- PROBLEM STATEMENT
In the data below, find every line with the string "title" and pull it out.

*** Opening ENTRIES PROVIDED ***

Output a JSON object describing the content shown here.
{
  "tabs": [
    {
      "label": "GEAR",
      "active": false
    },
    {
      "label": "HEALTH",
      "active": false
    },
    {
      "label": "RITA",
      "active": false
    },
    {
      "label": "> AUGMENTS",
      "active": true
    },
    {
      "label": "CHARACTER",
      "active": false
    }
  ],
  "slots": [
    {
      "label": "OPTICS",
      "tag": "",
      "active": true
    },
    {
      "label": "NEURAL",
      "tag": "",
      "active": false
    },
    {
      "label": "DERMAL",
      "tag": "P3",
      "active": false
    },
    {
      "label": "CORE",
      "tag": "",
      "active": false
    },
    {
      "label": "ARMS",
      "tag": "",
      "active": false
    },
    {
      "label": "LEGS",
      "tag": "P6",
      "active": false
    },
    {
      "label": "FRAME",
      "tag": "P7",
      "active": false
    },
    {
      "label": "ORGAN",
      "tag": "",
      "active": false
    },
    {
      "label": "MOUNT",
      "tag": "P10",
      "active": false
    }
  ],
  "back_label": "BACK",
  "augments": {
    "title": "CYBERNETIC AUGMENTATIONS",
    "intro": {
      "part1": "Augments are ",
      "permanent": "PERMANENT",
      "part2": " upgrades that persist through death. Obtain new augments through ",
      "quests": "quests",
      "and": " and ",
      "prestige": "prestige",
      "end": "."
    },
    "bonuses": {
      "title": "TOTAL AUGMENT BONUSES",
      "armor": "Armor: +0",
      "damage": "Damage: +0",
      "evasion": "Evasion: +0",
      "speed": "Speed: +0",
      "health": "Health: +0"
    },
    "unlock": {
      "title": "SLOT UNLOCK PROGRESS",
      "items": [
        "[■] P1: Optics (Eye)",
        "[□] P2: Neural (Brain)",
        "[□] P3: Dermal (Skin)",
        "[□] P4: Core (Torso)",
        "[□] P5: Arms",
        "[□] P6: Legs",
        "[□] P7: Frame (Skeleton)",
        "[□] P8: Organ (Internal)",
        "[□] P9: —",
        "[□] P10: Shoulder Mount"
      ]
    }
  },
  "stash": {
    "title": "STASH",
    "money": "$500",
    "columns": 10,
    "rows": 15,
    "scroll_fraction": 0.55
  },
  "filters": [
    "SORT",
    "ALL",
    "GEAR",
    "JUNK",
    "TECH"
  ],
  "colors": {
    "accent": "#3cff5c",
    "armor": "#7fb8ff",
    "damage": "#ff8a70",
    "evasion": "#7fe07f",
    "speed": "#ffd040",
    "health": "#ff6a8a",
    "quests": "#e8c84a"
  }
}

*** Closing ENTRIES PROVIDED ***

- EXERCISE SOLUTION
    "title": "CYBERNETIC AUGMENTATIONS",
      "title": "TOTAL AUGMENT BONUSES",
      "title": "SLOT UNLOCK PROGRESS",
    "title": "STASH",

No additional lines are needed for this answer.